Problem description
Below are some records; return each one exactly as written.

[Excerpts from an interface dataset]
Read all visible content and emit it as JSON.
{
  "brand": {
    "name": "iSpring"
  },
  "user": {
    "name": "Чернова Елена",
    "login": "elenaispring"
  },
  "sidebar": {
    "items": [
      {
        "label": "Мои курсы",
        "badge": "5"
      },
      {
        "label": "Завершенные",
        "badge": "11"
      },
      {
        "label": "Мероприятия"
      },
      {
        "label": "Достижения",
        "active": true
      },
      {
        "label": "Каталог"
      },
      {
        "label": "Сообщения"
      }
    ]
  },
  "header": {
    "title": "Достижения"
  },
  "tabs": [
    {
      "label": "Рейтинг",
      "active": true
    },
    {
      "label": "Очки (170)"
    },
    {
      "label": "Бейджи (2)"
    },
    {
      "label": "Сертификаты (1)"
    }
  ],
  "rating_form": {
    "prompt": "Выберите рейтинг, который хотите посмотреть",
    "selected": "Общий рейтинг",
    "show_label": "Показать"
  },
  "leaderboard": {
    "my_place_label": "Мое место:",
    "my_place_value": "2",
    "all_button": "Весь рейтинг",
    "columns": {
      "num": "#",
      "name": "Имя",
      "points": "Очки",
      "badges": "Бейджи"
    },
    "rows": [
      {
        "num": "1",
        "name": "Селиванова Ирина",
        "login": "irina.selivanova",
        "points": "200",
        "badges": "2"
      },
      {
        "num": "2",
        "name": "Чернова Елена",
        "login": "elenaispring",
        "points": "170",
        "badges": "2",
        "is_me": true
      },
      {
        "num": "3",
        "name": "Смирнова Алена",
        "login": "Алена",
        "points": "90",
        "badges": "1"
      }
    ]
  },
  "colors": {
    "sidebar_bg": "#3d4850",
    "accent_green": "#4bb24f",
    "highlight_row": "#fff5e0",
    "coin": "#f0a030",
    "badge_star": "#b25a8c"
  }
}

Answer space
Read all visible content and emit it as JSON.
{
  "brand": {
    "name": "iSpring"
  },
  "user": {
    "name": "Чернова Елена",
    "login": "elenaispring"
  },
  "sidebar": {
    "items": [
      {
        "label": "Мои курсы",
        "badge": "5"
      },
      {
        "label": "Завершенные",
        "badge": "11"
      },
      {
        "label": "Мероприятия"
      },
      {
        "label": "Достижения",
        "active": true
      },
      {
        "label": "Каталог"
      },
      {
        "label": "Сообщения"
      }
    ]
  },
  "header": {
    "title": "Достижения"
  },
  "tabs": [
    {
      "label": "Рейтинг",
      "active": true
    },
    {
      "label": "Очки (170)"
    },
    {
      "label": "Бейджи (2)"
    },
    {
      "label": "Сертификаты (1)"
    }
  ],
  "rating_form": {
    "prompt": "Выберите рейтинг, который хотите посмотреть",
    "selected": "Общий рейтинг",
    "show_label": "Показать"
  },
  "leaderboard": {
    "my_place_label": "Мое место:",
    "my_place_value": "2",
    "all_button": "Весь рейтинг",
    "columns": {
      "num": "#",
      "name": "Имя",
      "points": "Очки",
      "badges": "Бейджи"
    },
    "rows": [
      {
        "num": "1",
        "name": "Селиванова Ирина",
        "login": "irina.selivanova",
        "points": "200",
        "badges": "2"
      },
      {
        "num": "2",
        "name": "Чернова Елена",
        "login": "elenaispring",
        "points": "170",
        "badges": "2",
        "is_me": true
      },
      {
        "num": "3",
        "name": "Смирнова Алена",
        "login": "Алена",
        "points": "90",
        "badges": "1"
      }
    ]
  },
  "colors": {
    "sidebar_bg": "#3d4850",
    "accent_green": "#4bb24f",
    "highlight_row": "#fff5e0",
    "coin": "#f0a030",
    "badge_star": "#b25a8c"
  }
}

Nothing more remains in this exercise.